Contracts can be complex documents, so you should consult a professional in the field of contract law. He or she can explain some of the more complicated terms and provisions so you know exactly what you`re signing. At this point, Joe is in the breach. Who can sue Joe and force him to perform? In this scenario, only John can. When Sue takes legal action, the contracting authority excludes her from any rights under the contract because she was not a party. Sure, she can argue that Joe`s breach hurt her, but she probably can`t sue to enforce the contract, and that only makes sense. If Joe didn`t know that the contract was essentially in Sue`s favor, it`s hard to argue that he owes her an obligation under the contract. If the assignment does not contain any considerations, the validity of the assignment is not overridden. Indeed, an assignment is a transfer of a right, not a contract. The sales team should manage the compensation provision, but this could impact your privacy concerns. Consider what is written, including actions that are beyond your control and control. A third-party agreement is a contract between two parties that then adds an external party to help them fulfill their contractual obligations.3 min read Third party means any person (including companies, partnerships, legal entities, churches, government agencies, and agencies) that is not a party to the agreement.
You might define the term „person“ somehow, as American-style contracts sometimes do, but in most (if not all) cases, it seems exaggerated and most likely it adds nothing to the general understanding if: Before a third-party beneficiary can sue, the contract must be clear that the intent of the contract involves direct benefits from a third party. Sometimes an agreement is created with third parties to indicate that the performance of the contract will result in a benefit for a person who has not signed the contact. Third-party benefits are usually expected and omitted from contracts, unless one of the signatories wants to assign a specific benefit to a particular third party. To enforce the contract, a third party must be able to prove that the contract was concluded in its favour. Otherwise, the benefit is considered a side effect and the contract is enforceable only by the original signatories. An example of a third-party beneficiary contract is one with a life insurance company. With a contract, the insurance company promised the insured person that the insurance company will pay the beneficiary. Using the life insurance policy as an example, you have a policy and your spouse is the beneficiary. You die, resulting in your spouse receiving the proceeds of the policy. When the assignment of the person responsible for the performance of the contract is called into question, a third-party agreement often determines the party to assume the obligations or obligations of a signatory in the event that the signatory is unable to meet the conditions. This type of third-party agreement not only allows the transfer of the obligation to perform the contract, but also gives the third party all the rights granted to the original signatory. In most cases, a clause is also included to indicate the circumstances that would result in the transfer of responsibilities and rights from the original signatory to the third party.

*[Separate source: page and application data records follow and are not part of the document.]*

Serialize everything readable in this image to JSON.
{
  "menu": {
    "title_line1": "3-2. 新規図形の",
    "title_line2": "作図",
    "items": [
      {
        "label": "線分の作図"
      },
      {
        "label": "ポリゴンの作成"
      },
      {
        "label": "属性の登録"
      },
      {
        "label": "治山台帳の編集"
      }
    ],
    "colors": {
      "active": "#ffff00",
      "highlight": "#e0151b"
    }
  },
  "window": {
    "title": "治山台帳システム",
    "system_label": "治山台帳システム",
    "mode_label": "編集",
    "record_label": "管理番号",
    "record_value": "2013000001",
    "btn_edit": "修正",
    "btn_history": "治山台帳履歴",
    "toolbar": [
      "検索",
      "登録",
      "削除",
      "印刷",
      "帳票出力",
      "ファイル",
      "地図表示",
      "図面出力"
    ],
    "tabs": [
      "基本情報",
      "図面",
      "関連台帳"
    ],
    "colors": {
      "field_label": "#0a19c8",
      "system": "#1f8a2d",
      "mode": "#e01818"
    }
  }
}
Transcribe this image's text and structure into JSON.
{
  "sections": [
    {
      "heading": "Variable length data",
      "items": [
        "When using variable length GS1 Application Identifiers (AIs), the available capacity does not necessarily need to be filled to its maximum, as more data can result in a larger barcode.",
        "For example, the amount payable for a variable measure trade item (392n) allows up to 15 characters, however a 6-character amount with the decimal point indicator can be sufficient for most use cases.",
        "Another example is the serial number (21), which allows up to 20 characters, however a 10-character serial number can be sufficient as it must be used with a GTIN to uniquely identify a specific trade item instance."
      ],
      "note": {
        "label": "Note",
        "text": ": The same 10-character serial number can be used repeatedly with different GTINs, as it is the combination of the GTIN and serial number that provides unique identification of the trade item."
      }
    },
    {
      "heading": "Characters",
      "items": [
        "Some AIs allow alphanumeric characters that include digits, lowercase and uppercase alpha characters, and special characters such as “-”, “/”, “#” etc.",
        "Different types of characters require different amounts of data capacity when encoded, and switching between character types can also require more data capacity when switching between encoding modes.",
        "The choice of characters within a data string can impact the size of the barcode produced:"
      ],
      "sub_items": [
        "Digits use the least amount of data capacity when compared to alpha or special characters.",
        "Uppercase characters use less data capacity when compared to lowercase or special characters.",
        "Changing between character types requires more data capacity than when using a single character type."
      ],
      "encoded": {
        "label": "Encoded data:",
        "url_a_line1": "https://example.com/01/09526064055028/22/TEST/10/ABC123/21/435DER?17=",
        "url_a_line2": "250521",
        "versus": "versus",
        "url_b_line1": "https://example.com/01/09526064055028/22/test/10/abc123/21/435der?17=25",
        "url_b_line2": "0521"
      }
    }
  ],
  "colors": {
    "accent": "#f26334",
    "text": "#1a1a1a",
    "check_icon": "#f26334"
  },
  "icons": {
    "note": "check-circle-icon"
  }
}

It is important to know the duration of the contract and whether it will be automatically renewed at the end of its term. The parties should have in place appropriate methods to terminate contracts if necessary. When a contract is performed, any person who can benefit from the contract does not have the right to take legal action as a third party beneficiary. These people are called random beneficiaries and have no rights with regard to the contract. In court, it would be concluded that the beneficiary did not have „standing to sue“ in the event of a breach of contract. Agreements with third parties are an integral part of securities law. In business, the term „securities“ refers to stocks, bonds and similar forms of investment. According to the Security Act, as a general rule, only third parties who are not clients sue for the activity of issuing securities.
Indeed, the persons who buy and hold the securities are in fact third party beneficiaries under contractual arrangements between the issuer and the investment banker that facilitate the sale of the shares. Many providers do not let financial institutions terminate contracts at will. However, providers could allow them to do so if a supervisory authority instructs them or if they consider that the continuation of the contract could jeopardise the soundness and security of the establishment. Financial institutions rely heavily on agreements with third-party providers. These companies may outsource financial services to third parties, but they cannot outsource their responsibility for the services. A contract is concluded and the contracting parties want a third party to be able to take legal action if the contractual promise is not kept. This person is considered a third party beneficiary. In other words, if a contract results in benefits for the third party, it becomes a third party beneficiary with the power to enforce the contract. Think of a third party as someone who is not directly involved in a transaction, but who may be affected by it. The third party usually has no legal rights to the transaction unless the contract is in their favor.